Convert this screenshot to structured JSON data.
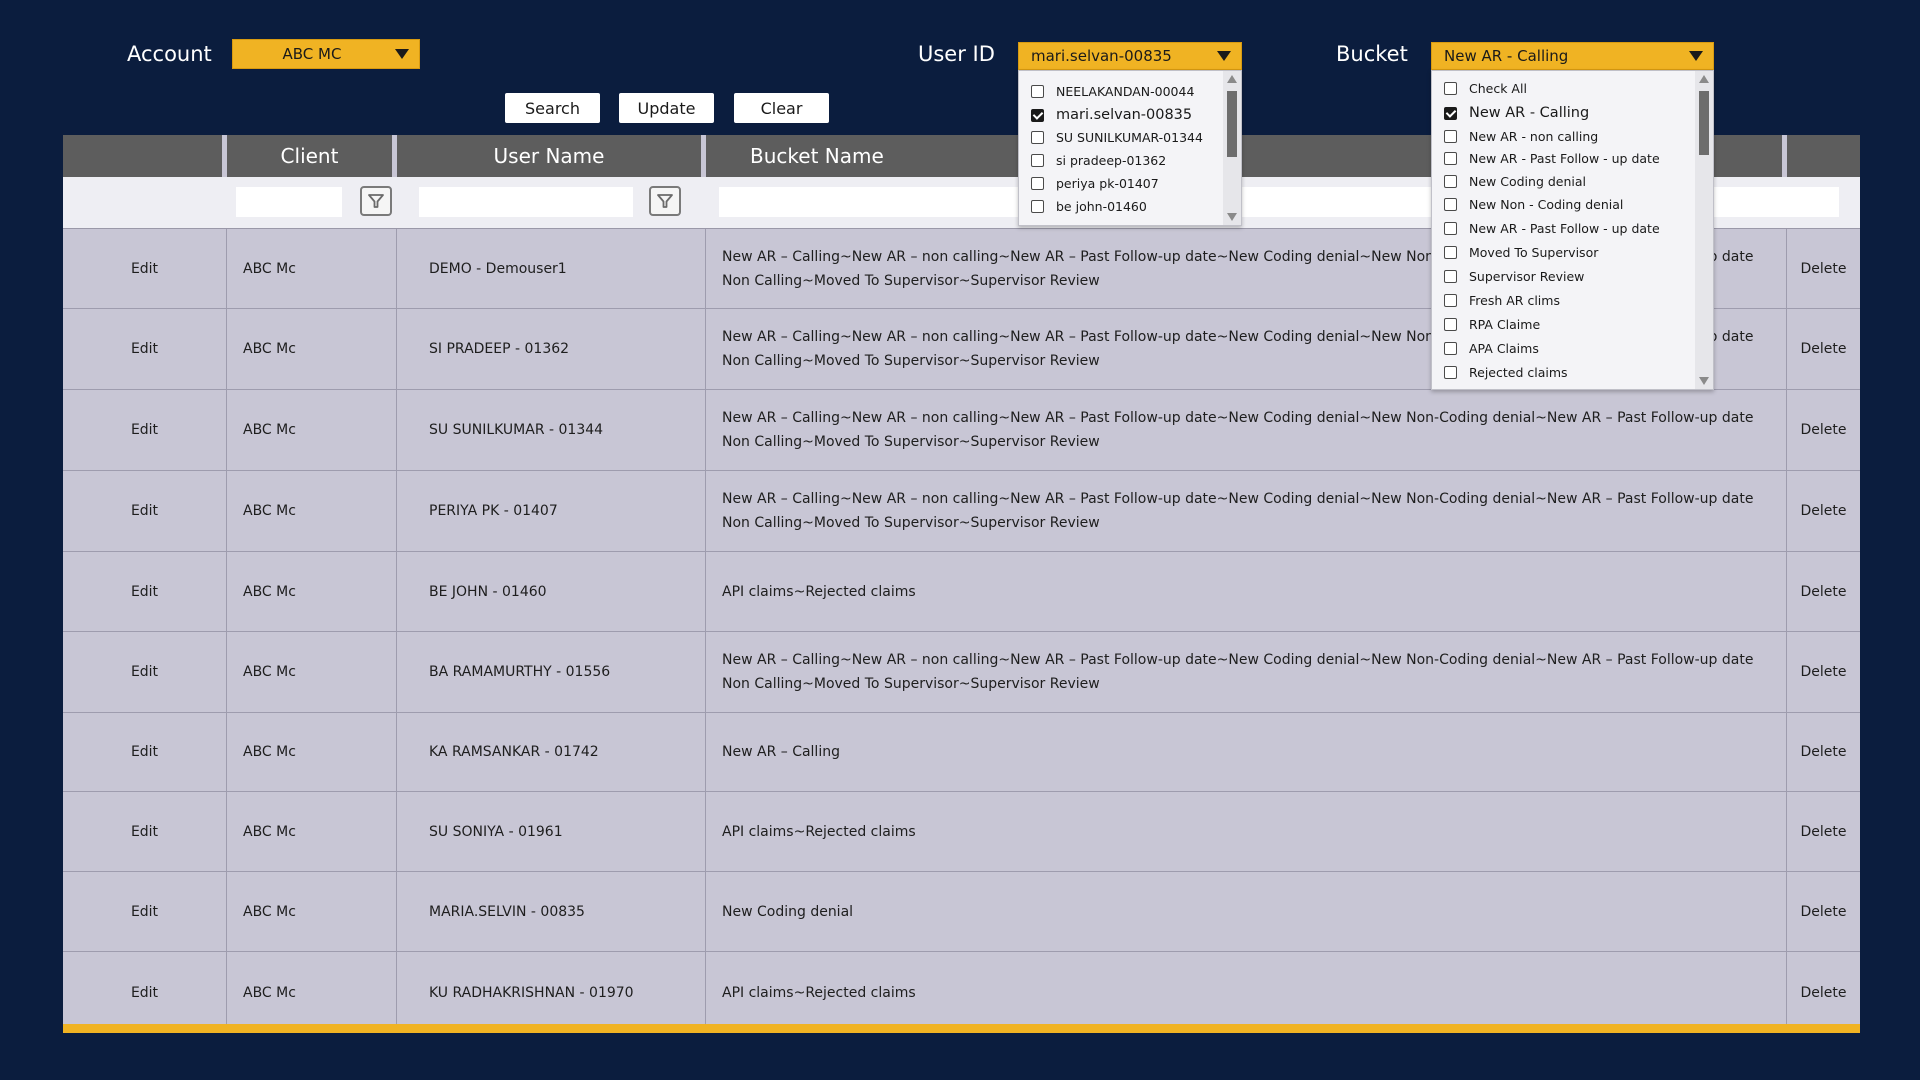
{
  "header": {
    "account_label": "Account",
    "account_value": "ABC MC",
    "userid_label": "User ID",
    "userid_value": "mari.selvan-00835",
    "bucket_label": "Bucket",
    "bucket_value": "New AR - Calling"
  },
  "toolbar": {
    "search_label": "Search",
    "update_label": "Update",
    "clear_label": "Clear"
  },
  "table": {
    "columns": [
      "",
      "Client",
      "User Name",
      "Bucket Name",
      ""
    ],
    "rows": [
      {
        "edit": "Edit",
        "client": "ABC Mc",
        "user": "DEMO - Demouser1",
        "bucket": "New AR – Calling~New AR – non calling~New AR – Past Follow-up date~New Coding denial~New Non-Coding denial~New AR – Past Follow-up date Non Calling~Moved To Supervisor~Supervisor Review",
        "del": "Delete"
      },
      {
        "edit": "Edit",
        "client": "ABC Mc",
        "user": "SI PRADEEP - 01362",
        "bucket": "New AR – Calling~New AR – non calling~New AR – Past Follow-up date~New Coding denial~New Non-Coding denial~New AR – Past Follow-up date Non Calling~Moved To Supervisor~Supervisor Review",
        "del": "Delete"
      },
      {
        "edit": "Edit",
        "client": "ABC Mc",
        "user": "SU SUNILKUMAR - 01344",
        "bucket": "New AR – Calling~New AR – non calling~New AR – Past Follow-up date~New Coding denial~New Non-Coding denial~New AR – Past Follow-up date Non Calling~Moved To Supervisor~Supervisor Review",
        "del": "Delete"
      },
      {
        "edit": "Edit",
        "client": "ABC Mc",
        "user": "PERIYA PK - 01407",
        "bucket": "New AR – Calling~New AR – non calling~New AR – Past Follow-up date~New Coding denial~New Non-Coding denial~New AR – Past Follow-up date Non Calling~Moved To Supervisor~Supervisor Review",
        "del": "Delete"
      },
      {
        "edit": "Edit",
        "client": "ABC Mc",
        "user": "BE JOHN - 01460",
        "bucket": "API claims~Rejected claims",
        "del": "Delete"
      },
      {
        "edit": "Edit",
        "client": "ABC Mc",
        "user": "BA RAMAMURTHY - 01556",
        "bucket": "New AR – Calling~New AR – non calling~New AR – Past Follow-up date~New Coding denial~New Non-Coding denial~New AR – Past Follow-up date Non Calling~Moved To Supervisor~Supervisor Review",
        "del": "Delete"
      },
      {
        "edit": "Edit",
        "client": "ABC Mc",
        "user": "KA RAMSANKAR - 01742",
        "bucket": "New AR – Calling",
        "del": "Delete"
      },
      {
        "edit": "Edit",
        "client": "ABC Mc",
        "user": "SU SONIYA - 01961",
        "bucket": "API claims~Rejected claims",
        "del": "Delete"
      },
      {
        "edit": "Edit",
        "client": "ABC Mc",
        "user": "MARIA.SELVIN - 00835",
        "bucket": "New Coding denial",
        "del": "Delete"
      },
      {
        "edit": "Edit",
        "client": "ABC Mc",
        "user": "KU RADHAKRISHNAN - 01970",
        "bucket": "API claims~Rejected claims",
        "del": "Delete"
      }
    ]
  },
  "userid_dropdown": {
    "items": [
      {
        "label": "NEELAKANDAN-00044",
        "checked": false
      },
      {
        "label": "mari.selvan-00835",
        "checked": true
      },
      {
        "label": "SU SUNILKUMAR-01344",
        "checked": false
      },
      {
        "label": "si pradeep-01362",
        "checked": false
      },
      {
        "label": "periya pk-01407",
        "checked": false
      },
      {
        "label": "be john-01460",
        "checked": false
      }
    ]
  },
  "bucket_dropdown": {
    "items": [
      {
        "label": "Check All",
        "checked": false
      },
      {
        "label": "New AR  - Calling",
        "checked": true
      },
      {
        "label": "New AR - non calling",
        "checked": false
      },
      {
        "label": "New AR - Past Follow - up date",
        "checked": false
      },
      {
        "label": "New Coding denial",
        "checked": false
      },
      {
        "label": "New Non - Coding denial",
        "checked": false
      },
      {
        "label": "New AR - Past Follow - up date",
        "checked": false
      },
      {
        "label": "Moved To Supervisor",
        "checked": false
      },
      {
        "label": "Supervisor Review",
        "checked": false
      },
      {
        "label": "Fresh AR clims",
        "checked": false
      },
      {
        "label": "RPA Claime",
        "checked": false
      },
      {
        "label": "APA Claims",
        "checked": false
      },
      {
        "label": "Rejected claims",
        "checked": false
      }
    ]
  },
  "colors": {
    "background": "#0b1d3e",
    "accent": "#f0b323",
    "header_gray": "#5d5d5d",
    "row_bg": "#c8c6d5"
  }
}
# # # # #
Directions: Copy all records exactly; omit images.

Solved problem:
Convert this screenshot to structured JSON data.
{
  "header": {
    "account_label": "Account",
    "account_value": "ABC MC",
    "userid_label": "User ID",
    "userid_value": "mari.selvan-00835",
    "bucket_label": "Bucket",
    "bucket_value": "New AR - Calling"
  },
  "toolbar": {
    "search_label": "Search",
    "update_label": "Update",
    "clear_label": "Clear"
  },
  "table": {
    "columns": [
      "",
      "Client",
      "User Name",
      "Bucket Name",
      ""
    ],
    "rows": [
      {
        "edit": "Edit",
        "client": "ABC Mc",
        "user": "DEMO - Demouser1",
        "bucket": "New AR – Calling~New AR – non calling~New AR – Past Follow-up date~New Coding denial~New Non-Coding denial~New AR – Past Follow-up date Non Calling~Moved To Supervisor~Supervisor Review",
        "del": "Delete"
      },
      {
        "edit": "Edit",
        "client": "ABC Mc",
        "user": "SI PRADEEP - 01362",
        "bucket": "New AR – Calling~New AR – non calling~New AR – Past Follow-up date~New Coding denial~New Non-Coding denial~New AR – Past Follow-up date Non Calling~Moved To Supervisor~Supervisor Review",
        "del": "Delete"
      },
      {
        "edit": "Edit",
        "client": "ABC Mc",
        "user": "SU SUNILKUMAR - 01344",
        "bucket": "New AR – Calling~New AR – non calling~New AR – Past Follow-up date~New Coding denial~New Non-Coding denial~New AR – Past Follow-up date Non Calling~Moved To Supervisor~Supervisor Review",
        "del": "Delete"
      },
      {
        "edit": "Edit",
        "client": "ABC Mc",
        "user": "PERIYA PK - 01407",
        "bucket": "New AR – Calling~New AR – non calling~New AR – Past Follow-up date~New Coding denial~New Non-Coding denial~New AR – Past Follow-up date Non Calling~Moved To Supervisor~Supervisor Review",
        "del": "Delete"
      },
      {
        "edit": "Edit",
        "client": "ABC Mc",
        "user": "BE JOHN - 01460",
        "bucket": "API claims~Rejected claims",
        "del": "Delete"
      },
      {
        "edit": "Edit",
        "client": "ABC Mc",
        "user": "BA RAMAMURTHY - 01556",
        "bucket": "New AR – Calling~New AR – non calling~New AR – Past Follow-up date~New Coding denial~New Non-Coding denial~New AR – Past Follow-up date Non Calling~Moved To Supervisor~Supervisor Review",
        "del": "Delete"
      },
      {
        "edit": "Edit",
        "client": "ABC Mc",
        "user": "KA RAMSANKAR - 01742",
        "bucket": "New AR – Calling",
        "del": "Delete"
      },
      {
        "edit": "Edit",
        "client": "ABC Mc",
        "user": "SU SONIYA - 01961",
        "bucket": "API claims~Rejected claims",
        "del": "Delete"
      },
      {
        "edit": "Edit",
        "client": "ABC Mc",
        "user": "MARIA.SELVIN - 00835",
        "bucket": "New Coding denial",
        "del": "Delete"
      },
      {
        "edit": "Edit",
        "client": "ABC Mc",
        "user": "KU RADHAKRISHNAN - 01970",
        "bucket": "API claims~Rejected claims",
        "del": "Delete"
      }
    ]
  },
  "userid_dropdown": {
    "items": [
      {
        "label": "NEELAKANDAN-00044",
        "checked": false
      },
      {
        "label": "mari.selvan-00835",
        "checked": true
      },
      {
        "label": "SU SUNILKUMAR-01344",
        "checked": false
      },
      {
        "label": "si pradeep-01362",
        "checked": false
      },
      {
        "label": "periya pk-01407",
        "checked": false
      },
      {
        "label": "be john-01460",
        "checked": false
      }
    ]
  },
  "bucket_dropdown": {
    "items": [
      {
        "label": "Check All",
        "checked": false
      },
      {
        "label": "New AR  - Calling",
        "checked": true
      },
      {
        "label": "New AR - non calling",
        "checked": false
      },
      {
        "label": "New AR - Past Follow - up date",
        "checked": false
      },
      {
        "label": "New Coding denial",
        "checked": false
      },
      {
        "label": "New Non - Coding denial",
        "checked": false
      },
      {
        "label": "New AR - Past Follow - up date",
        "checked": false
      },
      {
        "label": "Moved To Supervisor",
        "checked": false
      },
      {
        "label": "Supervisor Review",
        "checked": false
      },
      {
        "label": "Fresh AR clims",
        "checked": false
      },
      {
        "label": "RPA Claime",
        "checked": false
      },
      {
        "label": "APA Claims",
        "checked": false
      },
      {
        "label": "Rejected claims",
        "checked": false
      }
    ]
  },
  "colors": {
    "background": "#0b1d3e",
    "accent": "#f0b323",
    "header_gray": "#5d5d5d",
    "row_bg": "#c8c6d5"
  }
}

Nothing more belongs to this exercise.